This step requires cross-functional collaboration between business and financial leaders within the organization. An aspirational goal for businesses working to establish measurable ESG/business KPIs is to ensure that business leaders and managers across the organization are empowered and held accountable on each aspect of the company’s ESG strategy.
Step 4: Monitor and measure performance
Continuing the example from Step 3, the manufacturer would track and quantify its progress for established KPIs (e.g., energy efficiency improvements, whether energy investment and value chain adjustments resulted in increased unit production, increased sales, higher employee retention, etc.).
Step 5: Practice continuous improvement
This step underscores that there is not a “final ESG destination” compared to an ever-present need to adapt and refine. Continuous improvement occurs at macro (company-wide ESG audit, board of director education, supply chain management, etc.) and micro (reviewing and updating ESG-related contracts, evaluating job roles and responsibilities, employee performance evaluations, etc.) levels.
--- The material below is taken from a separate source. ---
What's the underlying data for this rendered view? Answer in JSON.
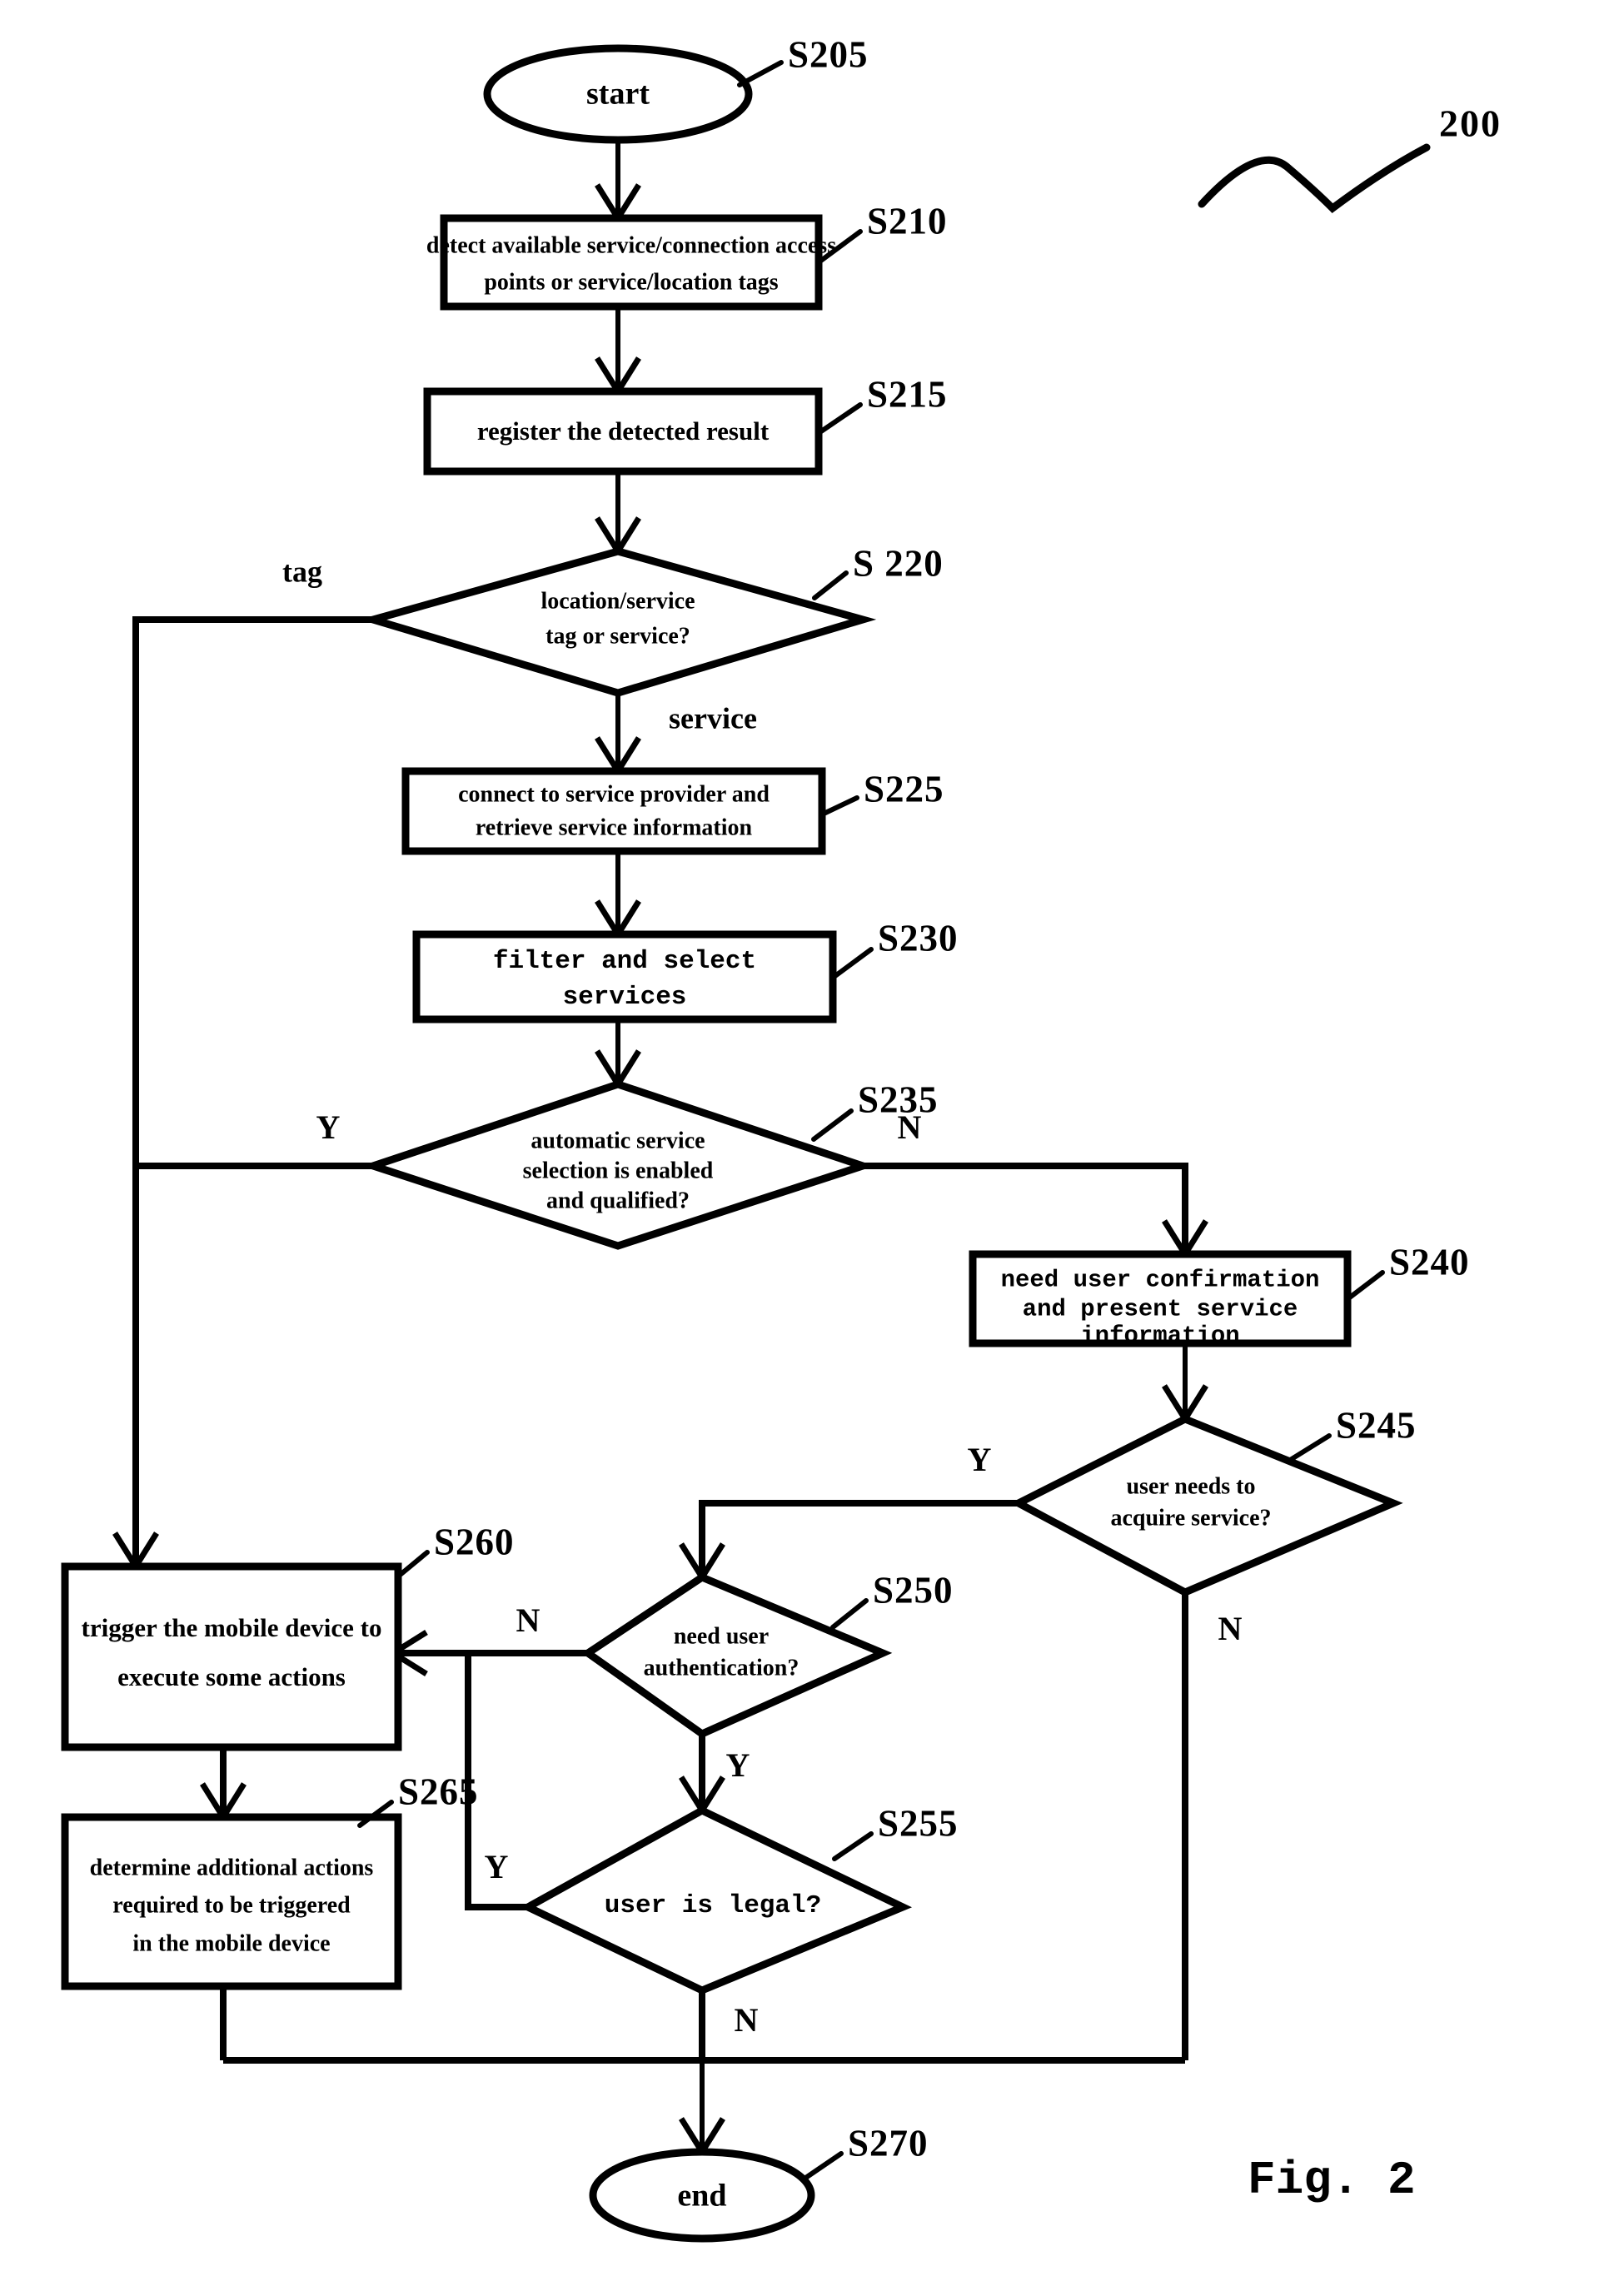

Each step will look different across industries and businesses. The most important takeaway is that the process is demanding, but it does not demand perfection. Postponing “good” efforts for perfection creates a perverse result. The better barometer is the ever-increasing consumer/investor expectations that will weed out entities that take mediocre or half-hearted approaches (which should be avoided at all costs). By contrast, the continuous improvement paradigm embraces a “can do” attitude with the practical recognition that there will be a degree of trial and error accompanying the complex, intersectional global transition to decarbonization.•
Julian Harrell is an Indianapolis-based partner at Faegre Drinker Biddle & Reath in the environment & energy practice group and a member of the carbon markets and ESG teams. Walé Oriola is counsel at the firm in the investment management practice group and is based in Washington, D.C. Opinions expressed are those of the authors.